Over 20 years ago, the Dearing report looked at ‘treating loans in the same way as grants’. [The panel] concluded, ‘It misleads rather than informs’. While some aspects of the recent accounting of loans are unusual, there is now a big risk that, without due care and attention, we will shuffle backwards and fall into the same old trap.
For Hillman, there were real policy dangers ahead:
Students are likely to get hit because they suddenly look much more costly to current taxpayers, while the extra income tax they will pay as graduates in the future continues to be ignored. Unless we are careful, we are at risk of sleepwalking into a triple whammy of fewer university places, less funding per student and tougher student loan repayment terms.
Higher skills are the best way to raise productivity and the best way to insulate the country from any negative economic effects of Brexit, such as fewer skilled migrants. Moreover, our schools are full to bursting and the increase in young people will start to hit universities just after we start counting students as a much bigger current cost, potentially putting today’s school pupils at a particular disadvantage.
It was arguably in the IFS’s response that things got really interesting. It also took the “tail wagging the dog” line, arguing that “in principle, the government should not change its policy in response to a cosmetic change in fiscal presentation”. IFS Director Paul Johnson’s tweet summed things up nicely: “IF it was right to aim for zero deficit on old definition, THEN it is right to aim for £17bn deficit on new definition”. That said, IFS recognised that the accounting change is likely to have concrete implications for government policy:
Suddenly, the high cost of HE appears in the deficit today, rather than in 30 years time. Not only is it suddenly superficially more attractive to replace some loans with grants, it is also superficially more attractive to reduce fees or abolish them altogether (as Labour proposed in its 2017 general election manifesto), to reduce the interest rate charged on outstanding student loans, or to restrict student numbers.
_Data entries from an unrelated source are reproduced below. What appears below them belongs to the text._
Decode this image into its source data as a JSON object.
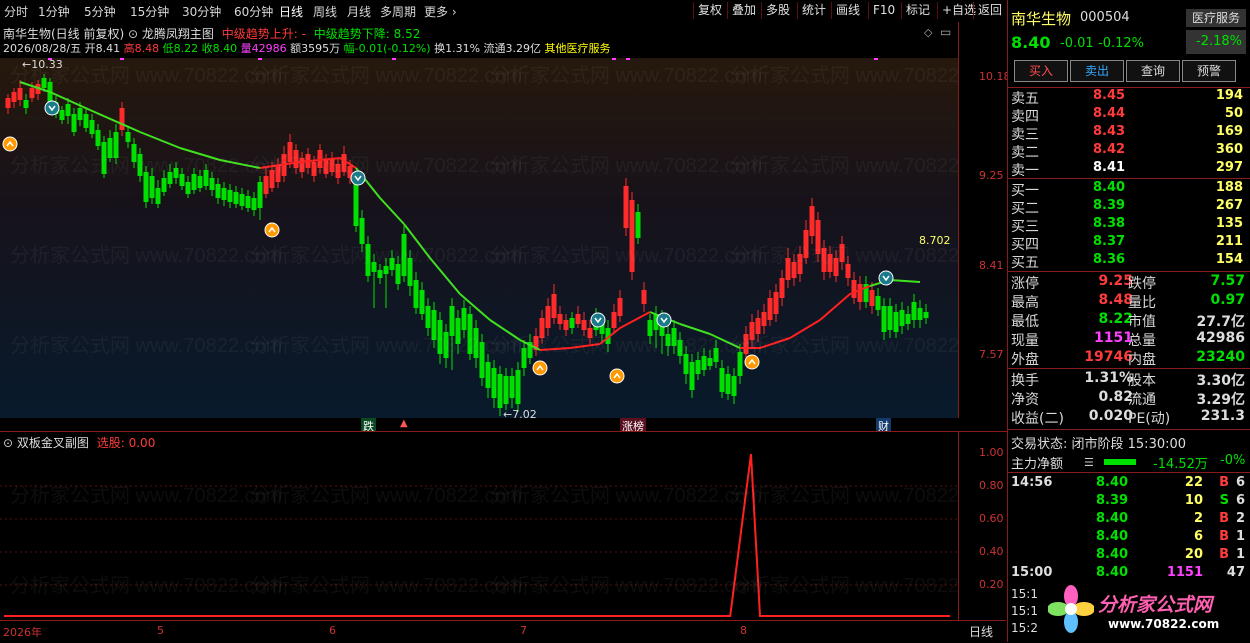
{
  "toolbar": {
    "left": [
      "分时",
      "1分钟",
      "5分钟",
      "15分钟",
      "30分钟",
      "60分钟",
      "日线",
      "周线",
      "月线",
      "多周期",
      "更多"
    ],
    "right": [
      "复权",
      "叠加",
      "多股",
      "统计",
      "画线",
      "F10",
      "标记",
      "+自选",
      "返回"
    ]
  },
  "header": {
    "line1": "南华生物(日线 前复权)",
    "indicator": "龙腾凤翔主图",
    "trend_up": "中级趋势上升: -",
    "trend_down": "中级趋势下降: 8.52",
    "line2_date": "2026/08/28/五",
    "line2_open": "开8.41",
    "line2_high": "高8.48",
    "line2_low": "低8.22",
    "line2_close": "收8.40",
    "line2_vol": "量42986",
    "line2_amt": "额3595万",
    "line2_chg": "幅-0.01(-0.12%)",
    "line2_turn": "换1.31%",
    "line2_float": "流通3.29亿",
    "line2_sector": "其他医疗服务"
  },
  "main_axis": [
    "10.18",
    "9.25",
    "8.41",
    "7.57"
  ],
  "annotations": {
    "high": "10.33",
    "low": "7.02",
    "last": "8.702"
  },
  "event_labels": [
    "跌",
    "涨榜",
    "财"
  ],
  "sub": {
    "title": "双板金叉副图",
    "param_label": "选股:",
    "param_value": "0.00",
    "axis": [
      "1.00",
      "0.80",
      "0.60",
      "0.40",
      "0.20"
    ]
  },
  "xaxis": {
    "labels": [
      "2026年",
      "5",
      "6",
      "7",
      "8"
    ],
    "period": "日线"
  },
  "chart_data": {
    "type": "line",
    "title": "",
    "series": [
      {
        "values": [
          0,
          0,
          0,
          0,
          0,
          0,
          0,
          0,
          0,
          0,
          0,
          0,
          0,
          0,
          0,
          0,
          0,
          0,
          0,
          0,
          0,
          0,
          0,
          0,
          0,
          0,
          0,
          0,
          0,
          0,
          0,
          0,
          0,
          0,
          0,
          0,
          0,
          0,
          0,
          0,
          0,
          0,
          0,
          0,
          0,
          0,
          0,
          0,
          0,
          0,
          0,
          0,
          0,
          0,
          0,
          0,
          0,
          0,
          0,
          0,
          0,
          0,
          0,
          0,
          0,
          0,
          0,
          0,
          0,
          0,
          0,
          0,
          0,
          0,
          0,
          1,
          0,
          0,
          0,
          0,
          0,
          0,
          0,
          0,
          0,
          0,
          0,
          0,
          0,
          0,
          0,
          0,
          0,
          0,
          0,
          0,
          0
        ]
      }
    ],
    "ylim": [
      0,
      1
    ]
  },
  "right": {
    "name": "南华生物",
    "code": "000504",
    "sector_badge": "医疗服务",
    "price": "8.40",
    "change": "-0.01",
    "pct": "-0.12%",
    "sector_pct": "-2.18%",
    "buttons": [
      "买入",
      "卖出",
      "查询",
      "预警"
    ],
    "asks": [
      [
        "卖五",
        "8.45",
        "194"
      ],
      [
        "卖四",
        "8.44",
        "50"
      ],
      [
        "卖三",
        "8.43",
        "169"
      ],
      [
        "卖二",
        "8.42",
        "360"
      ],
      [
        "卖一",
        "8.41",
        "297"
      ]
    ],
    "bids": [
      [
        "买一",
        "8.40",
        "188"
      ],
      [
        "买二",
        "8.39",
        "267"
      ],
      [
        "买三",
        "8.38",
        "135"
      ],
      [
        "买四",
        "8.37",
        "211"
      ],
      [
        "买五",
        "8.36",
        "154"
      ]
    ],
    "stats": [
      [
        "涨停",
        "9.25",
        "跌停",
        "7.57"
      ],
      [
        "最高",
        "8.48",
        "量比",
        "0.97"
      ],
      [
        "最低",
        "8.22",
        "市值",
        "27.7亿"
      ],
      [
        "现量",
        "1151",
        "总量",
        "42986"
      ],
      [
        "外盘",
        "19746",
        "内盘",
        "23240"
      ]
    ],
    "stats2": [
      [
        "换手",
        "1.31%",
        "股本",
        "3.30亿"
      ],
      [
        "净资",
        "0.82",
        "流通",
        "3.29亿"
      ],
      [
        "收益(二)",
        "0.020",
        "PE(动)",
        "231.3"
      ]
    ],
    "trade_state": "交易状态: 闭市阶段 15:30:00",
    "main_flow_label": "主力净额",
    "main_flow_value": "-14.52万",
    "main_flow_pct": "-0%",
    "ticks": [
      [
        "14:56",
        "8.40",
        "22",
        "B",
        "6"
      ],
      [
        "",
        "8.39",
        "10",
        "S",
        "6"
      ],
      [
        "",
        "8.40",
        "2",
        "B",
        "2"
      ],
      [
        "",
        "8.40",
        "6",
        "B",
        "1"
      ],
      [
        "",
        "8.40",
        "20",
        "B",
        "1"
      ],
      [
        "15:00",
        "8.40",
        "1151",
        "",
        "47"
      ]
    ],
    "clock_partial": [
      "15:1",
      "15:1",
      "15:2"
    ],
    "logo_text": "分析家公式网",
    "logo_url": "www.70822.com"
  },
  "watermark": "分析家公式网 www.70822.com"
}
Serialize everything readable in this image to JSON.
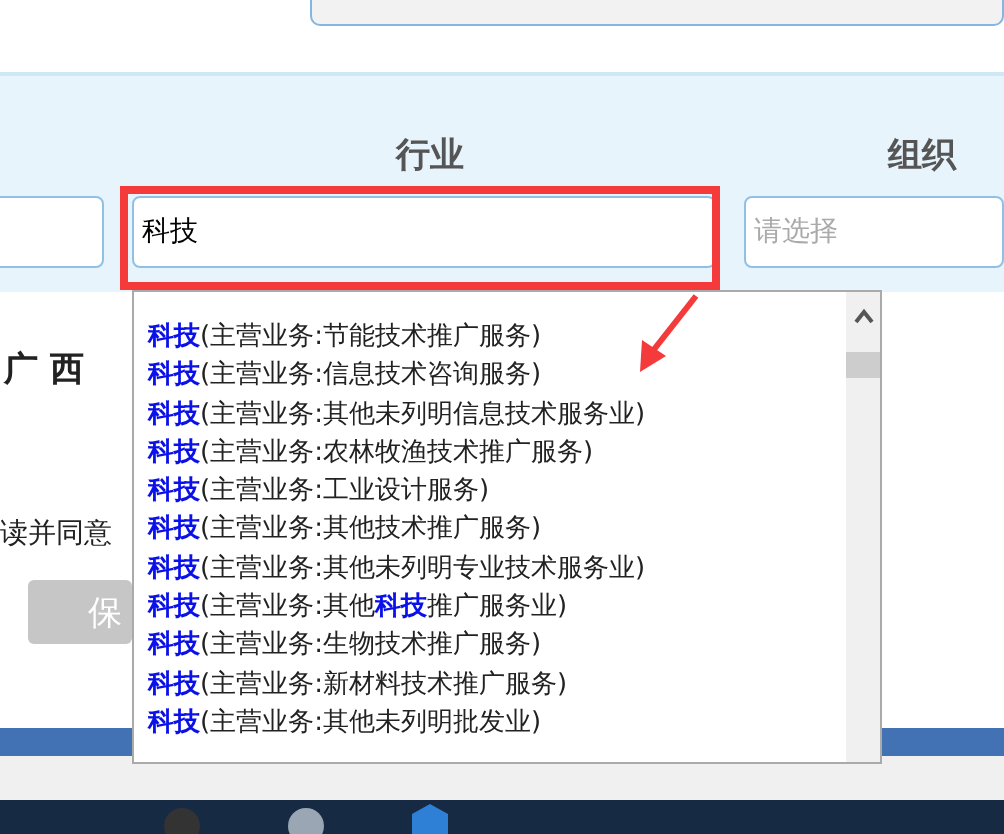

Those options might now be considerably more likely to be implemented
The IFS also took a view on another signature change to the system – Theresa May’s change to the repayment threshold:
The increase … now looks quite expensive in the short term. On the old measure it had little effect on this year’s deficit, on the new measure it increases it by around £2 billion per year. Again, the actual effect on the public finances is the same – it was just that the current accounting rules hid the short-term effect.
But its view on the wider implications for deficit reduction signals additional complexity ahead and suggests that Treasury might need to clarify its approach to deficit reduction in light of the ONS decision ahead of Augar reporting:
If the government does not choose to adjust its fiscal targets in the medium-term in response to this accounting change (as has been the case when other changes to accounting rules have affected the deficit in the past), then the implications could go further than HE policy. Maintaining the overarching fiscal objective of eliminating the deficit entirely by the mid-2020s would – if the commitment is to be met – imply a combination of further tax rises or deeper spending cuts.
Looking ahead, what the decision does do is reintroduce HE spending to the tussle in any spending review. In theory putting HE (or indeed tertiary) up against schools, health, defence and other public services doesn’t bode well.
As HE expert Andy Westwood argued:
The reforms might help construct a more comprehensive, joined-up tertiary system. It also offers the opportunity for universities and colleges to lobby for teaching funding to replace any cut to fees … but all of these options will eventually feed into a spending review that may ultimately care much more about other decisions, choices and headlines.
It seems the era of HE not having to have that argument – and largely escaping from austerity as a a result – is about to be a thing of the past.